|This example uses algebraic notation.|
An outpost is a square on the fourth, fifth, sixth, or seventh which is protected by a pawn and which cannot be attacked by an opponent's pawn. Such a square is a hole for the opponent (Hooper & Whyld 1992). In the figure to the right, c4 is an outpost, occupied by White's knight. It cannot be attacked by Black's pawns – there is no pawn on the d- and Black's pawn on the b-file is too far advanced.
Outposts are a favourable position from which to launch an attack, particularly using a knight. It's usually a good idea to post knights on opposite color of the opponent's single bishop, other things being equal.
Knights are most efficient when they are close to the enemy's stronghold. This is because of their short reach, something not true of bishops, rooks and queens. They are also more effective in the centre of the board than on the edges. Therefore, the ideal to be aimed at is an outpost in one of the central (c-, d-, e- or f-) files in an advanced position (e.g. the sixth rank) with a knight.
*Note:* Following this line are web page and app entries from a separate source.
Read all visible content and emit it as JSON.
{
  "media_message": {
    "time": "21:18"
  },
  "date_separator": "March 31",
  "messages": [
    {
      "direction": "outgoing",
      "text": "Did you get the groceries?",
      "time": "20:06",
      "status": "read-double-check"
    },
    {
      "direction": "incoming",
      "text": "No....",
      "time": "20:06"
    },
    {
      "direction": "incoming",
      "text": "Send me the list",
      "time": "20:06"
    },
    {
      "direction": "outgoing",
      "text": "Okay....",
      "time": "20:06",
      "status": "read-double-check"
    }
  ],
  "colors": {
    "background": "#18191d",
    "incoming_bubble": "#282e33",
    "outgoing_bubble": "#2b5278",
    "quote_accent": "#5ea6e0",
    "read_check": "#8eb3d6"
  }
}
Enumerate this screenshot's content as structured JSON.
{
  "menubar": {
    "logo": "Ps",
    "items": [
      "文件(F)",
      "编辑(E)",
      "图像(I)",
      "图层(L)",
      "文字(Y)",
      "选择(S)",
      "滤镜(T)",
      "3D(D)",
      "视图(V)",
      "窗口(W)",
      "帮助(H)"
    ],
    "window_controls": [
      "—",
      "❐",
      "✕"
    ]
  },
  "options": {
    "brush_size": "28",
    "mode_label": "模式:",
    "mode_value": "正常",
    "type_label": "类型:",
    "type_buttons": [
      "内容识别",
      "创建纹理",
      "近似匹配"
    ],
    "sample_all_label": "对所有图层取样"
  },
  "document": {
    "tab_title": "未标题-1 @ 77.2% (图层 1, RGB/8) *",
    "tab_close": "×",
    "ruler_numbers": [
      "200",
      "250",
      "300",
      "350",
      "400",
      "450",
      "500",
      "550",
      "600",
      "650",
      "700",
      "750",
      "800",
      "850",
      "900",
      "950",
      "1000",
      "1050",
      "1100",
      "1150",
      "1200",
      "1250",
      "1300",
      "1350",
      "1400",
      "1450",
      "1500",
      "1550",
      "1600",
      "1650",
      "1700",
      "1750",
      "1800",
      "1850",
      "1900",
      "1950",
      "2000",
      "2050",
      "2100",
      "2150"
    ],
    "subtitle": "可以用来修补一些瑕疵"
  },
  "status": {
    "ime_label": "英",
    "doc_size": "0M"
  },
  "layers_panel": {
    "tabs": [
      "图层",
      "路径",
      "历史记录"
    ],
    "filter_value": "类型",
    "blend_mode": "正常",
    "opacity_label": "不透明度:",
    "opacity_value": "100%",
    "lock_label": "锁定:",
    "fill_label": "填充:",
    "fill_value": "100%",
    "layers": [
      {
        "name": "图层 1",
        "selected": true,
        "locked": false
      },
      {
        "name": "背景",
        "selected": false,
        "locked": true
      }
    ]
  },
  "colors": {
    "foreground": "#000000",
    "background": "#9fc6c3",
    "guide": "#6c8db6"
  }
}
Knowledge of outposts and their effectiveness is crucial in exploiting situations involving an isolated queen's pawn.
On the other hand, Nimzowitsch argued when the outpost is in one of the flank (a-, b-, g- and h-) files the ideal piece to make use of the outpost is a rook. This is because the rook can put pressure on all the squares along the rank.